Donald Rumsfeld’s Legacy as Architect of Iraq War
(July 1, 2021) — Donald Rumsfeld, considered the chief architect of the Iraq War, has died at the age of 88. As defense secretary for both Presidents George W. Bush and Gerald Ford, Rumsfeld presided, his critics say, over systemic torture, massacres of civilians and illegal wars. We look at Rumsfeld’s legacy with retired Colonel Andrew Bacevich, whose son was killed in Iraq. Bacevich is the president of the antiwar think tank the Quincy Institute for Responsible Statecraft.

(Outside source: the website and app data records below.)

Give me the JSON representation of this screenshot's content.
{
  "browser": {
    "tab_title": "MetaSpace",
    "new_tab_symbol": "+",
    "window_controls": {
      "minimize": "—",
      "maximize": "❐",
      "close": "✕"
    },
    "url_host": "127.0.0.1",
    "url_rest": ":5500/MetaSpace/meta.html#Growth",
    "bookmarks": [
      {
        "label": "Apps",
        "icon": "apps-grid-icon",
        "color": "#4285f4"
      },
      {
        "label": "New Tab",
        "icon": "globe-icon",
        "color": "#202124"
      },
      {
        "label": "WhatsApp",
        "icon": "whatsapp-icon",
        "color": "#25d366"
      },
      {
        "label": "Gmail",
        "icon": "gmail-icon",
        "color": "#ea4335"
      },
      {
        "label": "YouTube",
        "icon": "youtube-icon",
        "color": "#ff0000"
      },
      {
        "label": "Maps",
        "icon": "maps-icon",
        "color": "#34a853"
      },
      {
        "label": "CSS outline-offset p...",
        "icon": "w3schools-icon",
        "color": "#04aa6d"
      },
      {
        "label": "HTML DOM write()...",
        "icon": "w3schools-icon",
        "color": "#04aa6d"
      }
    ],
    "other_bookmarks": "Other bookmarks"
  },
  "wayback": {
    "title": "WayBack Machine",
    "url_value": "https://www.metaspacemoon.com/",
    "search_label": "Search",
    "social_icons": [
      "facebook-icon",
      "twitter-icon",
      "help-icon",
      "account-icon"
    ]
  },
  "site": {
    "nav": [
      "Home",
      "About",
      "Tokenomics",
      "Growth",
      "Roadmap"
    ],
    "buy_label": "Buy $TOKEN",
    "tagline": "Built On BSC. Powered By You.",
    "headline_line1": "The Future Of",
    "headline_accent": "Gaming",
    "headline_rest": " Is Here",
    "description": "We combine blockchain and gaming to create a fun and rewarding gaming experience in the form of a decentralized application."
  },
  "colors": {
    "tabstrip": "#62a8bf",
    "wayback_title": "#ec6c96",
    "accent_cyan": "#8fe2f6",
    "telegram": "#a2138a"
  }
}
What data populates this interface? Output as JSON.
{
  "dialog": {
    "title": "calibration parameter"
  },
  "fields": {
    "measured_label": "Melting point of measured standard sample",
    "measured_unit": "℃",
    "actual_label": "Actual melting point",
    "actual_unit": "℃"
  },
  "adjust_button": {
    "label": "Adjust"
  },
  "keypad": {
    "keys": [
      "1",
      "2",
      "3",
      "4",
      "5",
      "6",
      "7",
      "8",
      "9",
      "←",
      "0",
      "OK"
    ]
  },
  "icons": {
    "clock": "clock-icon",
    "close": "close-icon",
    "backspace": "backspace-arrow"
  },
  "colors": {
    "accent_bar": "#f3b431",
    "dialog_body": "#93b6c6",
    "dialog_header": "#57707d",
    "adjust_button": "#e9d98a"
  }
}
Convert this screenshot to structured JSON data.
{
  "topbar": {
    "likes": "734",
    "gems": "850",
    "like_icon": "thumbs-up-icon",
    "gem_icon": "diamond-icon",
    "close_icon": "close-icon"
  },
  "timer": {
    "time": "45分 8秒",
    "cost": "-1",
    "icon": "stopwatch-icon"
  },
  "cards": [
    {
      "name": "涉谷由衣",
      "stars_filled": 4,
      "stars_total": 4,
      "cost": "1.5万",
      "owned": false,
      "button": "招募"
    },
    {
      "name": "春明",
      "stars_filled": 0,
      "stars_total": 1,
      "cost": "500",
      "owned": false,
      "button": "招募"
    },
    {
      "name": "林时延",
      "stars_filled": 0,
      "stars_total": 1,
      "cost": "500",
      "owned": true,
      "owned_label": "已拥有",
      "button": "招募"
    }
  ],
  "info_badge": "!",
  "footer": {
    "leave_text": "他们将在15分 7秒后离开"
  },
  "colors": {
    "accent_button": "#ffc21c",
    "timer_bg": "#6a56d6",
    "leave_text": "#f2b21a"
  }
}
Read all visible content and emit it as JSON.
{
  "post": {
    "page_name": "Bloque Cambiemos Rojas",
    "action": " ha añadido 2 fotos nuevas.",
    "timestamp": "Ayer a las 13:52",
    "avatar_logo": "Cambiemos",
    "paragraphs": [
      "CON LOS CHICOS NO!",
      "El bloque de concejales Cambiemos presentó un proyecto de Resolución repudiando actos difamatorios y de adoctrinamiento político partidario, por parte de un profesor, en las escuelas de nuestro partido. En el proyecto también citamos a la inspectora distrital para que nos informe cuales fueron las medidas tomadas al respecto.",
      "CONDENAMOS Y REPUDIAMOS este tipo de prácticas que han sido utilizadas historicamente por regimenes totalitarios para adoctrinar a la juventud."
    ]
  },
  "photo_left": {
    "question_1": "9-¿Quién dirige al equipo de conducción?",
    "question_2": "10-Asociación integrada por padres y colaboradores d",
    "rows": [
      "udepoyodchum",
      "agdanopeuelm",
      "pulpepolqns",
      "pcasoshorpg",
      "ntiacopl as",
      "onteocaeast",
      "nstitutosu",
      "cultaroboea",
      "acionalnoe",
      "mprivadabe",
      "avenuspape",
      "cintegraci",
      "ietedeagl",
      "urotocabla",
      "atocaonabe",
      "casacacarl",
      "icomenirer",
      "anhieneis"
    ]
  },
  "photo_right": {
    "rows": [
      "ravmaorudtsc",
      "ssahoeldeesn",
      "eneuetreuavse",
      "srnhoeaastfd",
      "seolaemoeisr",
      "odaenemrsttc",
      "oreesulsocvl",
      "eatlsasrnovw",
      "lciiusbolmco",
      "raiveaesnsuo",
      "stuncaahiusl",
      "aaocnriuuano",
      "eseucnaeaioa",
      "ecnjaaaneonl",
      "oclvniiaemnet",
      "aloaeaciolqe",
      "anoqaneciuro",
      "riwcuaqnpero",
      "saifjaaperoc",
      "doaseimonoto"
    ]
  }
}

He says the Iraq War should be the most important item inscribed on Rumsfeld’s headstone. “He was a disaster,” Bacevich says. “He was a catastrophically bad and failed defense secretary who radically misinterpreted the necessary response to 9/11, and therefore caused almost immeasurable damage to our country, to Iraq, to the Persian Gulf, more broadly.”